The records below are to be restated word for word; their pictures are not.

▶ **Raw data**
★ ★ ★ ★ ★

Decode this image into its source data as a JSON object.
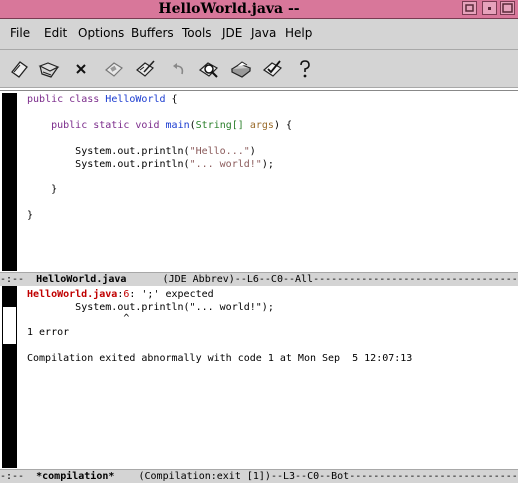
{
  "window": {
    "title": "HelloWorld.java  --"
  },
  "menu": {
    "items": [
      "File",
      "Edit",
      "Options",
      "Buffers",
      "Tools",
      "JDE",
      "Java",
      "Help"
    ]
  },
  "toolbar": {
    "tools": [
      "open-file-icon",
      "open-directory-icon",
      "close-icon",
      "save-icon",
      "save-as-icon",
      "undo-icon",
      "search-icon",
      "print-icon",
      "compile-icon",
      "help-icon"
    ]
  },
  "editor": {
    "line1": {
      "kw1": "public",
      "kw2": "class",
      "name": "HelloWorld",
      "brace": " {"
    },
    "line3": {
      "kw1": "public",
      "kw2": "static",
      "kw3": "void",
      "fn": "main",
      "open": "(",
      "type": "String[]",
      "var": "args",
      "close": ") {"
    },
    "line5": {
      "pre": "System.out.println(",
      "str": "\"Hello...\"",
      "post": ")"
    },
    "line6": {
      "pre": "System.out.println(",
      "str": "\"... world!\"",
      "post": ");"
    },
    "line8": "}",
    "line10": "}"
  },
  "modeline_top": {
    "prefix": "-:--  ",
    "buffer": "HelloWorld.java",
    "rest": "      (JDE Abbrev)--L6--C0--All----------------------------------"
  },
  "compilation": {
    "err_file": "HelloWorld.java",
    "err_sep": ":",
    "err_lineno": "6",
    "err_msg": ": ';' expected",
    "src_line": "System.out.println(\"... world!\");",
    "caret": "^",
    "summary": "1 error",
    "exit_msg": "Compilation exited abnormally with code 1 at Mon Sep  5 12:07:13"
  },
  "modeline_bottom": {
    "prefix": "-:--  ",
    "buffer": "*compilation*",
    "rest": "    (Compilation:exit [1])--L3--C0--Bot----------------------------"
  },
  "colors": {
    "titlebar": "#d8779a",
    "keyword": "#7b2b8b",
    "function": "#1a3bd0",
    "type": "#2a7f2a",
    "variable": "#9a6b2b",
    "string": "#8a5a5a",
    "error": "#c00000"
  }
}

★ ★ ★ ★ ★

▶ **Expected answer**
Decode this image into its source data as a JSON object.
{
  "window": {
    "title": "HelloWorld.java  --"
  },
  "menu": {
    "items": [
      "File",
      "Edit",
      "Options",
      "Buffers",
      "Tools",
      "JDE",
      "Java",
      "Help"
    ]
  },
  "toolbar": {
    "tools": [
      "open-file-icon",
      "open-directory-icon",
      "close-icon",
      "save-icon",
      "save-as-icon",
      "undo-icon",
      "search-icon",
      "print-icon",
      "compile-icon",
      "help-icon"
    ]
  },
  "editor": {
    "line1": {
      "kw1": "public",
      "kw2": "class",
      "name": "HelloWorld",
      "brace": " {"
    },
    "line3": {
      "kw1": "public",
      "kw2": "static",
      "kw3": "void",
      "fn": "main",
      "open": "(",
      "type": "String[]",
      "var": "args",
      "close": ") {"
    },
    "line5": {
      "pre": "System.out.println(",
      "str": "\"Hello...\"",
      "post": ")"
    },
    "line6": {
      "pre": "System.out.println(",
      "str": "\"... world!\"",
      "post": ");"
    },
    "line8": "}",
    "line10": "}"
  },
  "modeline_top": {
    "prefix": "-:--  ",
    "buffer": "HelloWorld.java",
    "rest": "      (JDE Abbrev)--L6--C0--All----------------------------------"
  },
  "compilation": {
    "err_file": "HelloWorld.java",
    "err_sep": ":",
    "err_lineno": "6",
    "err_msg": ": ';' expected",
    "src_line": "System.out.println(\"... world!\");",
    "caret": "^",
    "summary": "1 error",
    "exit_msg": "Compilation exited abnormally with code 1 at Mon Sep  5 12:07:13"
  },
  "modeline_bottom": {
    "prefix": "-:--  ",
    "buffer": "*compilation*",
    "rest": "    (Compilation:exit [1])--L3--C0--Bot----------------------------"
  },
  "colors": {
    "titlebar": "#d8779a",
    "keyword": "#7b2b8b",
    "function": "#1a3bd0",
    "type": "#2a7f2a",
    "variable": "#9a6b2b",
    "string": "#8a5a5a",
    "error": "#c00000"
  }
}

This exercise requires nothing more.